◆ Brief ◆
Your answer is a copy of every line in the records where "kupónu" appears.

[Excerpts from an interface dataset]
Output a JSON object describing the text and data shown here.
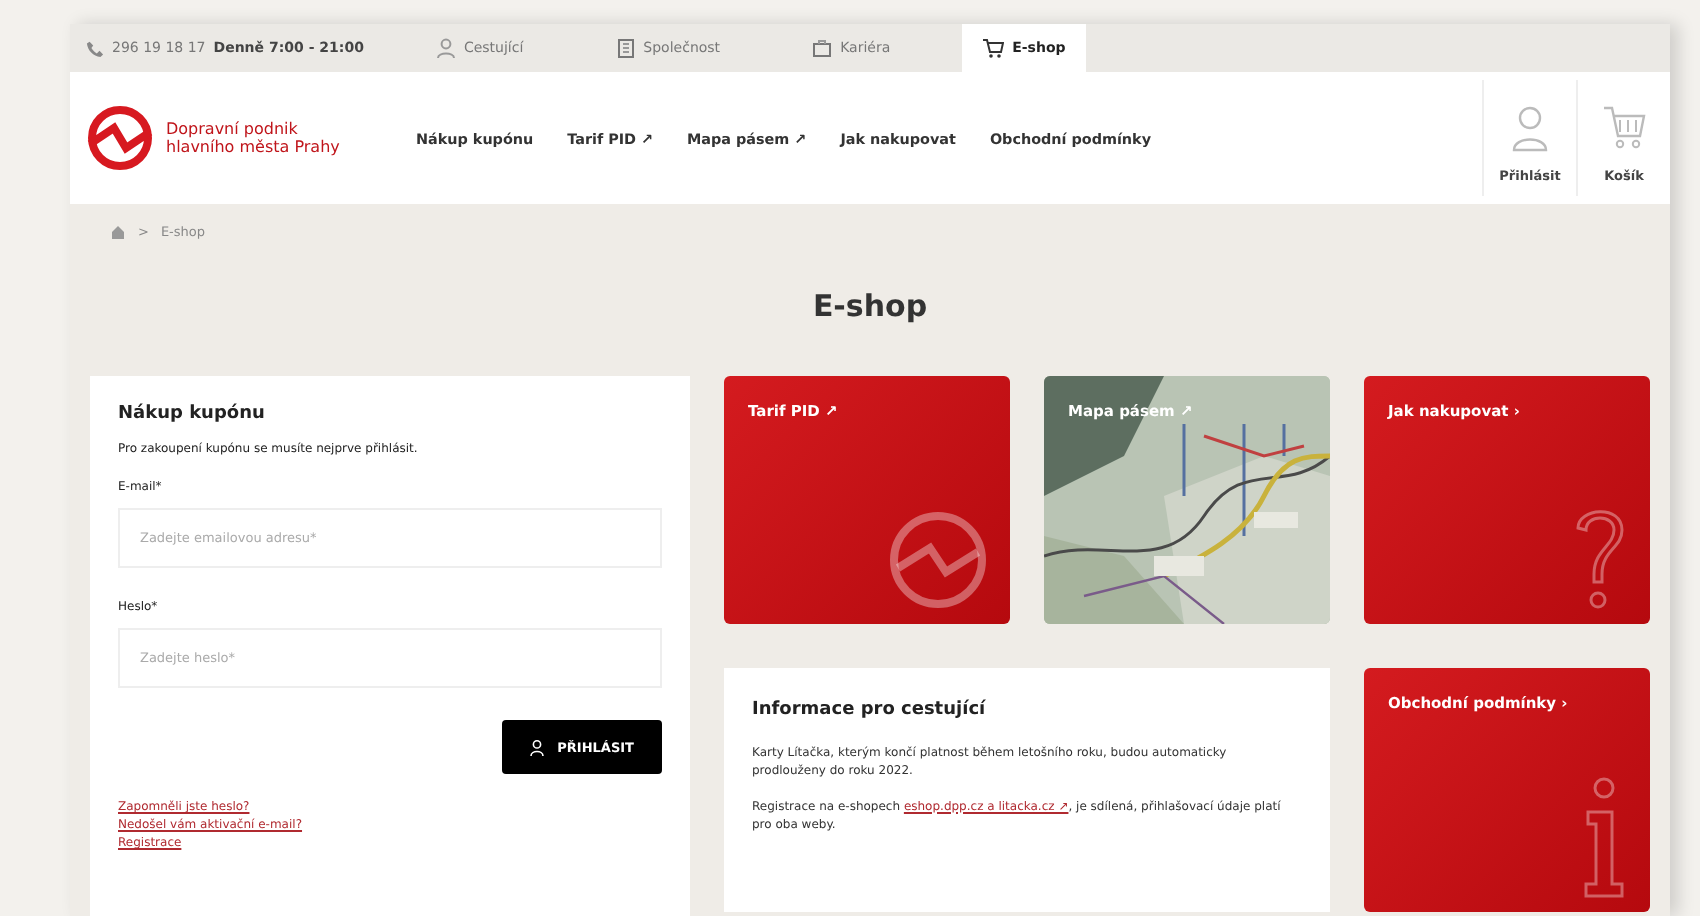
{
  "top_bar": {
    "phone": "296 19 18 17",
    "hours": "Denně 7:00 - 21:00",
    "tabs": [
      {
        "label": "Cestující",
        "kind": "person",
        "selected": false
      },
      {
        "label": "Společnost",
        "kind": "building",
        "selected": false
      },
      {
        "label": "Kariéra",
        "kind": "briefcase",
        "selected": false
      },
      {
        "label": "E-shop",
        "kind": "cart",
        "selected": true
      }
    ]
  },
  "header": {
    "logo_text": "Dopravní podnik hlavního města Prahy",
    "nav": [
      {
        "label": "Nákup kupónu"
      },
      {
        "label": "Tarif PID ↗"
      },
      {
        "label": "Mapa pásem ↗"
      },
      {
        "label": "Jak nakupovat"
      },
      {
        "label": "Obchodní podmínky"
      }
    ],
    "account": [
      {
        "label": "Přihlásit",
        "kind": "user"
      },
      {
        "label": "Košík",
        "kind": "cart"
      }
    ]
  },
  "breadcrumb": {
    "separator": ">",
    "current": "E-shop"
  },
  "heading": "E-shop",
  "login": {
    "title": "Nákup kupónu",
    "intro": "Pro zakoupení kupónu se musíte nejprve přihlásit.",
    "fields": [
      {
        "label": "E-mail*",
        "placeholder": "Zadejte emailovou adresu*"
      },
      {
        "label": "Heslo*",
        "placeholder": "Zadejte heslo*"
      }
    ],
    "button": "PŘIHLÁSIT",
    "links": [
      "Zapomněli jste heslo?",
      "Nedošel vám aktivační e-mail?",
      "Registrace"
    ]
  },
  "tiles": [
    {
      "title": "Tarif PID ↗",
      "kind": "logo"
    },
    {
      "title": "Mapa pásem ↗",
      "kind": "picture"
    },
    {
      "title": "Jak nakupovat ›",
      "kind": "question"
    }
  ],
  "info": {
    "title": "Informace pro cestující",
    "paragraphs": [
      {
        "text": "Karty Lítačka, kterým končí platnost během letošního roku, budou automaticky prodlouženy do roku 2022."
      },
      {
        "text": "Registrace na e-shopech ",
        "link": "eshop.dpp.cz a litacka.cz ↗",
        "after": ", je sdílená, přihlašovací údaje platí pro oba weby."
      }
    ]
  },
  "terms_tile": {
    "title": "Obchodní podmínky ›",
    "kind": "info"
  }
}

◆ Written response ◆
        "label": "Nákup kupónu"
    "title": "Nákup kupónu",
    "intro": "Pro zakoupení kupónu se musíte nejprve přihlásit.",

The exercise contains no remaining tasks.